**Exercise requirements:** Keep every word of the listing and reproduce it exactly, but set aside any image found there.
====
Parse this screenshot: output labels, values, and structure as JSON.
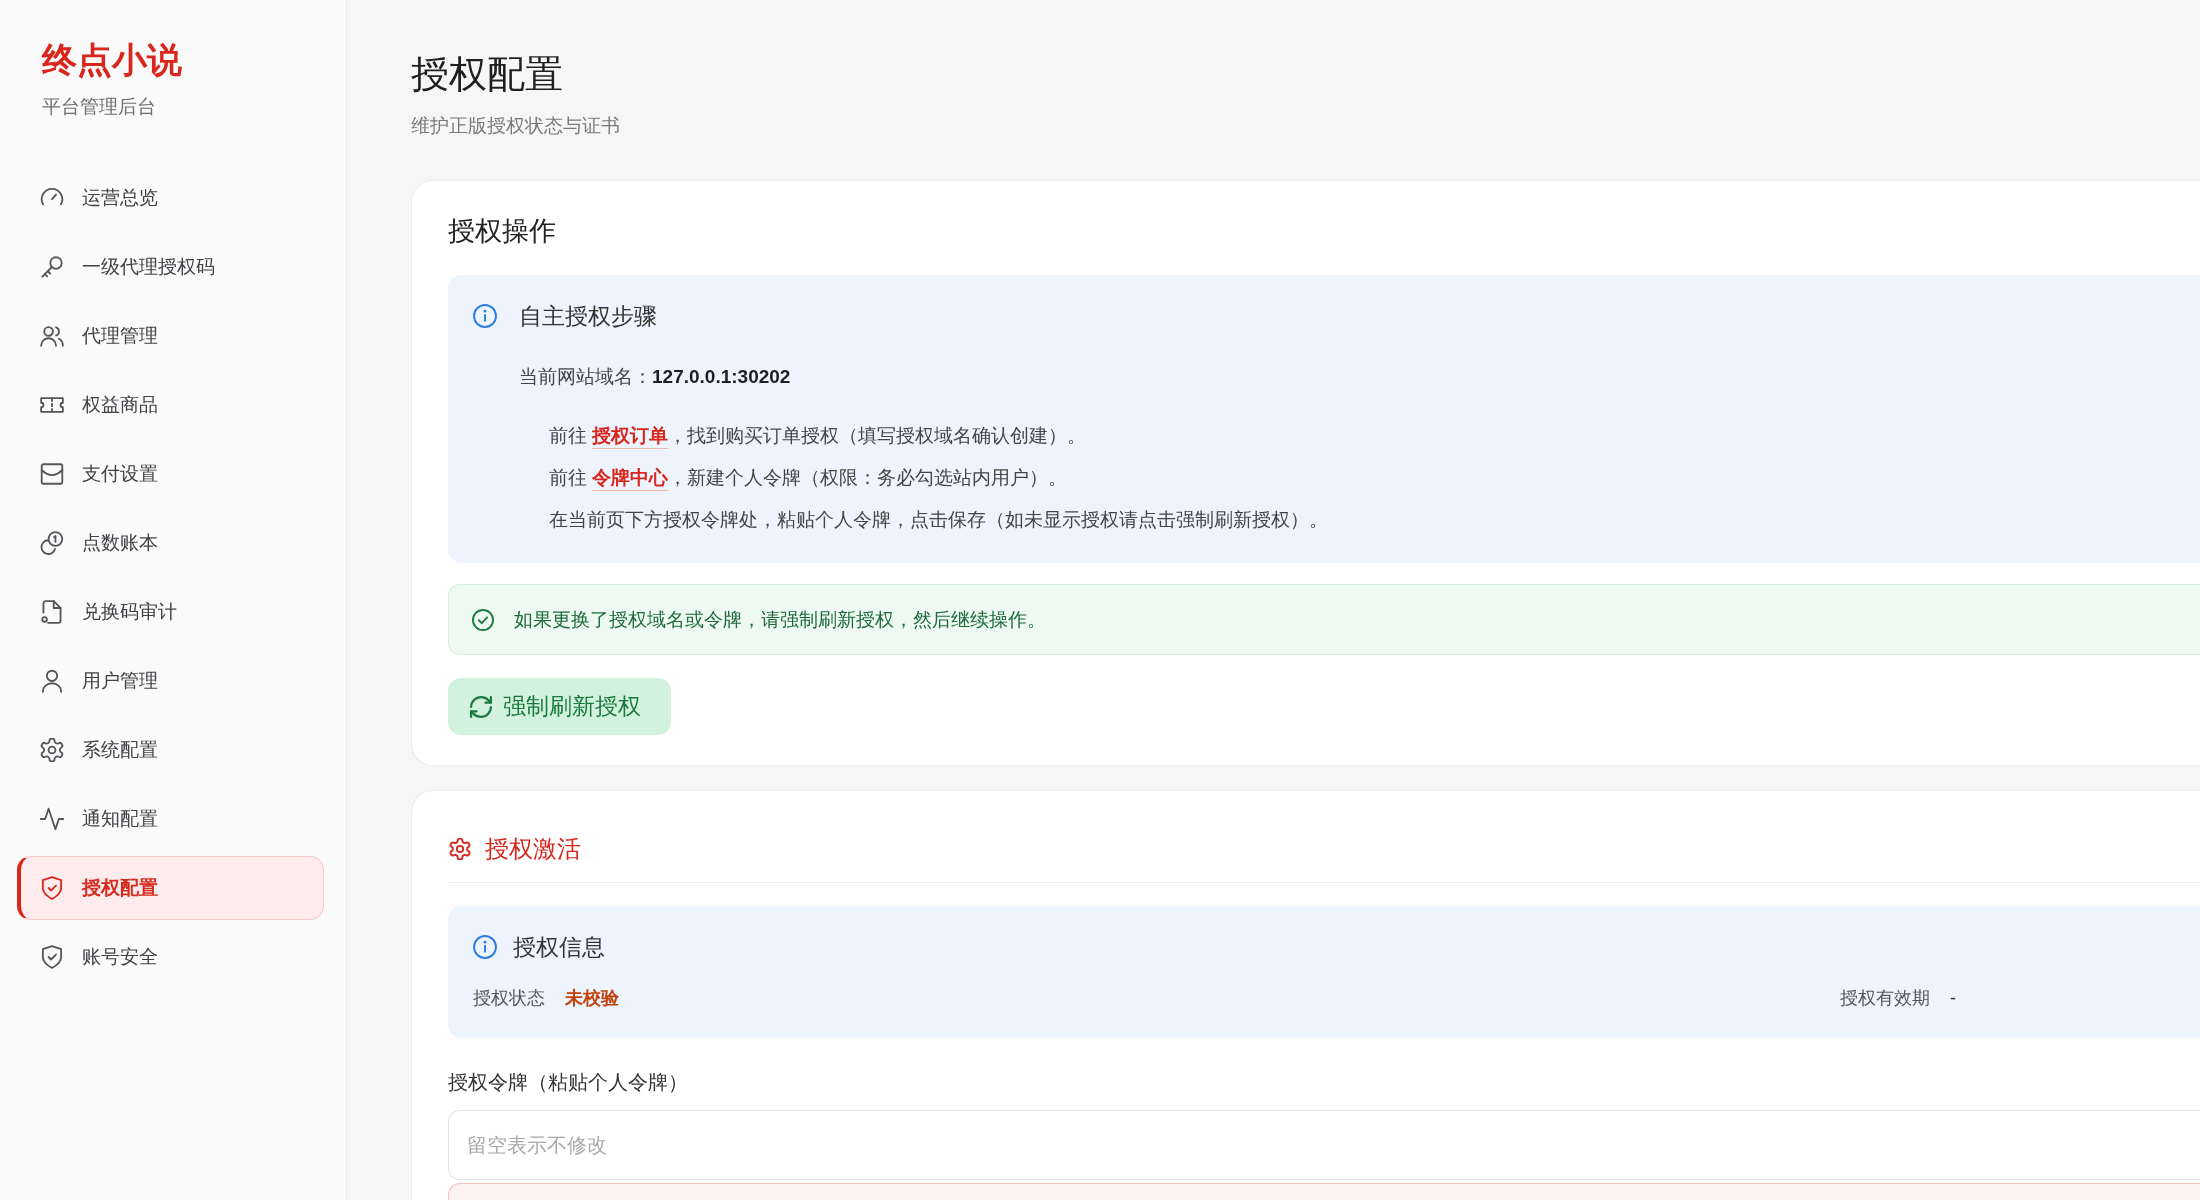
{
  "sidebar": {
    "brand": "终点小说",
    "subtitle": "平台管理后台",
    "items": [
      {
        "label": "运营总览",
        "selected": false
      },
      {
        "label": "一级代理授权码",
        "selected": false
      },
      {
        "label": "代理管理",
        "selected": false
      },
      {
        "label": "权益商品",
        "selected": false
      },
      {
        "label": "支付设置",
        "selected": false
      },
      {
        "label": "点数账本",
        "selected": false
      },
      {
        "label": "兑换码审计",
        "selected": false
      },
      {
        "label": "用户管理",
        "selected": false
      },
      {
        "label": "系统配置",
        "selected": false
      },
      {
        "label": "通知配置",
        "selected": false
      },
      {
        "label": "授权配置",
        "selected": true
      },
      {
        "label": "账号安全",
        "selected": false
      }
    ]
  },
  "page": {
    "title": "授权配置",
    "subtitle": "维护正版授权状态与证书"
  },
  "operations_card": {
    "title": "授权操作",
    "steps_panel": {
      "title": "自主授权步骤",
      "domain": "当前网站域名：**127.0.0.1:30202**",
      "steps": [
        {
          "before": "前往 ",
          "link": "授权订单",
          "after": "，找到购买订单授权（填写授权域名确认创建）。"
        },
        {
          "before": "前往 ",
          "link": "令牌中心",
          "after": "，新建个人令牌（权限：务必勾选站内用户）。"
        },
        {
          "before": "在当前页下方授权令牌处，粘贴个人令牌，点击保存（如未显示授权请点击强制刷新授权）。"
        }
      ]
    },
    "notice": "如果更换了授权域名或令牌，请强制刷新授权，然后继续操作。",
    "refresh_button": "强制刷新授权"
  },
  "activation_card": {
    "title": "授权激活",
    "info_panel": {
      "title": "授权信息",
      "status_label": "授权状态",
      "status_value": "未校验",
      "expiry_label": "授权有效期",
      "expiry_value": "-"
    },
    "token_field": {
      "label": "授权令牌（粘贴个人令牌）",
      "placeholder": "留空表示不修改"
    }
  }
}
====
**Answer for the task:**
Parse this screenshot: output labels, values, and structure as JSON.
{
  "sidebar": {
    "brand": "终点小说",
    "subtitle": "平台管理后台",
    "items": [
      {
        "label": "运营总览",
        "selected": false
      },
      {
        "label": "一级代理授权码",
        "selected": false
      },
      {
        "label": "代理管理",
        "selected": false
      },
      {
        "label": "权益商品",
        "selected": false
      },
      {
        "label": "支付设置",
        "selected": false
      },
      {
        "label": "点数账本",
        "selected": false
      },
      {
        "label": "兑换码审计",
        "selected": false
      },
      {
        "label": "用户管理",
        "selected": false
      },
      {
        "label": "系统配置",
        "selected": false
      },
      {
        "label": "通知配置",
        "selected": false
      },
      {
        "label": "授权配置",
        "selected": true
      },
      {
        "label": "账号安全",
        "selected": false
      }
    ]
  },
  "page": {
    "title": "授权配置",
    "subtitle": "维护正版授权状态与证书"
  },
  "operations_card": {
    "title": "授权操作",
    "steps_panel": {
      "title": "自主授权步骤",
      "domain": "当前网站域名：**127.0.0.1:30202**",
      "steps": [
        {
          "before": "前往 ",
          "link": "授权订单",
          "after": "，找到购买订单授权（填写授权域名确认创建）。"
        },
        {
          "before": "前往 ",
          "link": "令牌中心",
          "after": "，新建个人令牌（权限：务必勾选站内用户）。"
        },
        {
          "before": "在当前页下方授权令牌处，粘贴个人令牌，点击保存（如未显示授权请点击强制刷新授权）。"
        }
      ]
    },
    "notice": "如果更换了授权域名或令牌，请强制刷新授权，然后继续操作。",
    "refresh_button": "强制刷新授权"
  },
  "activation_card": {
    "title": "授权激活",
    "info_panel": {
      "title": "授权信息",
      "status_label": "授权状态",
      "status_value": "未校验",
      "expiry_label": "授权有效期",
      "expiry_value": "-"
    },
    "token_field": {
      "label": "授权令牌（粘贴个人令牌）",
      "placeholder": "留空表示不修改"
    }
  }
}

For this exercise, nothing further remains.